Merlo G.R., Beverdam A. and Levi G. (2003) Murine Homeobox gene control of embryonic patterning and organogenesis. “Advances in Developmental Biology and Biochemistry”. Chapter 4 (T. Lufkin, ed) Adv. Develop. Biol. Biochem. 13: 107-132.

Beverdam A. (2001). Functions of Alx3, Alx4 and Cart1 during craniofacial development in the mouse.

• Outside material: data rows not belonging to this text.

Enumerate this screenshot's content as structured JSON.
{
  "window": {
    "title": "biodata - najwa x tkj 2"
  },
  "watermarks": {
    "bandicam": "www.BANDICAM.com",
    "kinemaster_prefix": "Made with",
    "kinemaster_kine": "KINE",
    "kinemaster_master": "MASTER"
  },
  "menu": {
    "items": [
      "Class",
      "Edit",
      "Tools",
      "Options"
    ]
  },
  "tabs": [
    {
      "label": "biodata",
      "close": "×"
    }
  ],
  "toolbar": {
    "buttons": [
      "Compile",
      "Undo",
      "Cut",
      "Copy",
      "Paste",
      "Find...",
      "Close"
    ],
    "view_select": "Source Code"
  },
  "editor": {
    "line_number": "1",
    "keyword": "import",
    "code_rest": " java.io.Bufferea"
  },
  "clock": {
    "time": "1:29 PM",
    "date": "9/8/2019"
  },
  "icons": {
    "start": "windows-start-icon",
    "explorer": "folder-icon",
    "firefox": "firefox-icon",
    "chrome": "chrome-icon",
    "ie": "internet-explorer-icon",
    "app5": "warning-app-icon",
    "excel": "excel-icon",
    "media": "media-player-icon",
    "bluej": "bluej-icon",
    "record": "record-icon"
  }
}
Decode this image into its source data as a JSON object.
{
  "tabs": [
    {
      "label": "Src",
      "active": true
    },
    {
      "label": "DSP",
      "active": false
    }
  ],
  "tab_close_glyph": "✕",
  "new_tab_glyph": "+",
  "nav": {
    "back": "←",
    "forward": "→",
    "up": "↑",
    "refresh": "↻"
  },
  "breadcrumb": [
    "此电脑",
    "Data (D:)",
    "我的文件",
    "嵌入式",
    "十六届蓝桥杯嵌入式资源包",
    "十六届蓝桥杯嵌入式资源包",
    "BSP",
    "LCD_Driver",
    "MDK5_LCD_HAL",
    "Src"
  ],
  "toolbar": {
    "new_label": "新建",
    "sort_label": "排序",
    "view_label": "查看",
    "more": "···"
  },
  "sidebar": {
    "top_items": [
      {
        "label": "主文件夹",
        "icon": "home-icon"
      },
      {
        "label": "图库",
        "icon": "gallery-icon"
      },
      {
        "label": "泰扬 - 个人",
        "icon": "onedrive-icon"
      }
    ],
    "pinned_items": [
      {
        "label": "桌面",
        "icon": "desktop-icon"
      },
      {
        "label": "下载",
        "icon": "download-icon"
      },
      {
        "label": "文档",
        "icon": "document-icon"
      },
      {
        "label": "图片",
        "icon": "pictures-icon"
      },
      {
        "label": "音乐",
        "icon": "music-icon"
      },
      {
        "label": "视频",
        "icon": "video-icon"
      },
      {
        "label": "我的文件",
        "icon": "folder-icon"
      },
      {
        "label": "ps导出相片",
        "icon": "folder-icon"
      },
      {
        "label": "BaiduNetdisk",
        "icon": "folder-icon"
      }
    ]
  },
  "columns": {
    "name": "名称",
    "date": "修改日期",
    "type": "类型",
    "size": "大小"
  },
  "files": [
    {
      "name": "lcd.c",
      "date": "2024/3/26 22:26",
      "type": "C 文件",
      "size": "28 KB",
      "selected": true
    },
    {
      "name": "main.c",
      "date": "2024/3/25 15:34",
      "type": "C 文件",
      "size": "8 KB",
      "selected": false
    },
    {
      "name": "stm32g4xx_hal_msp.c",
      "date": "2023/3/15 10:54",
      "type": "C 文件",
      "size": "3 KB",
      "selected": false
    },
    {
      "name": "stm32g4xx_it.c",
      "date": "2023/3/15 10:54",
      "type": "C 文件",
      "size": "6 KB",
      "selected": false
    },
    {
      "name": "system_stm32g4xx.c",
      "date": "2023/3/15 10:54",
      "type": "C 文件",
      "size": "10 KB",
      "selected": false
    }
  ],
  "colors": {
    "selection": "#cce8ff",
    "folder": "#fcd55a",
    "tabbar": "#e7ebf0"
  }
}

Doctoral thesis.

 

Undergraduate, Postgraduate and Postdoc Research Opportunities:

Enthusiastic, bright and hard-working undergraduate and postgraduate students and postdocs who are interested in research projects that concern the developmental and regenerative biology of the skin, should contact Dr. Annemiek Beverdam for further information. (A.Beverdam@unsw.edu.au)

 

Membership in Societies:

  • Australian and New Zealand Society for Cell and Developmental Biology (Society Secretary 2015-2017; NSW state representative 2013-2015; QLD state representative 2011-2013)
  • Australasian Society for Stem Cell Research
  • Australian Society for Dermatology Research
  • Society for Developmental Biology

 

Contact Details:

Annemiek Beverdam, PhD

Senior Lecturer, Head of the Developmental and Regenerative Dermatology Unit (DRDU)

Wallace Wurth Building East (C27),  Level 2, Rm 234

School of Medical Sciences

UNSW Australia

Sydney NSW2052

Australia

 

Email: A.Beverdam@unsw.edu.au

Phone: +61 (0)2 9385 0019

Mobile: +61 (0)431 146132

Fax: +61 (0)2 9385 0022

Project team

Dr Annemiek Beverdam
Faculty of Medicine

Project collaborators: External

Professor Brian Key
School of Biomedical Sciences, The University of Queensland
Professor Peter Soyer
School of Medicine, The University of Queensland
Dr Michael Samuel
Centre for Cancer Biology, SA Pathology
Dr Ben Roediger
Centenary Institute

Key contact

Faculty of Medicine
02 93850019
A.Beverdam@unsw.edu.au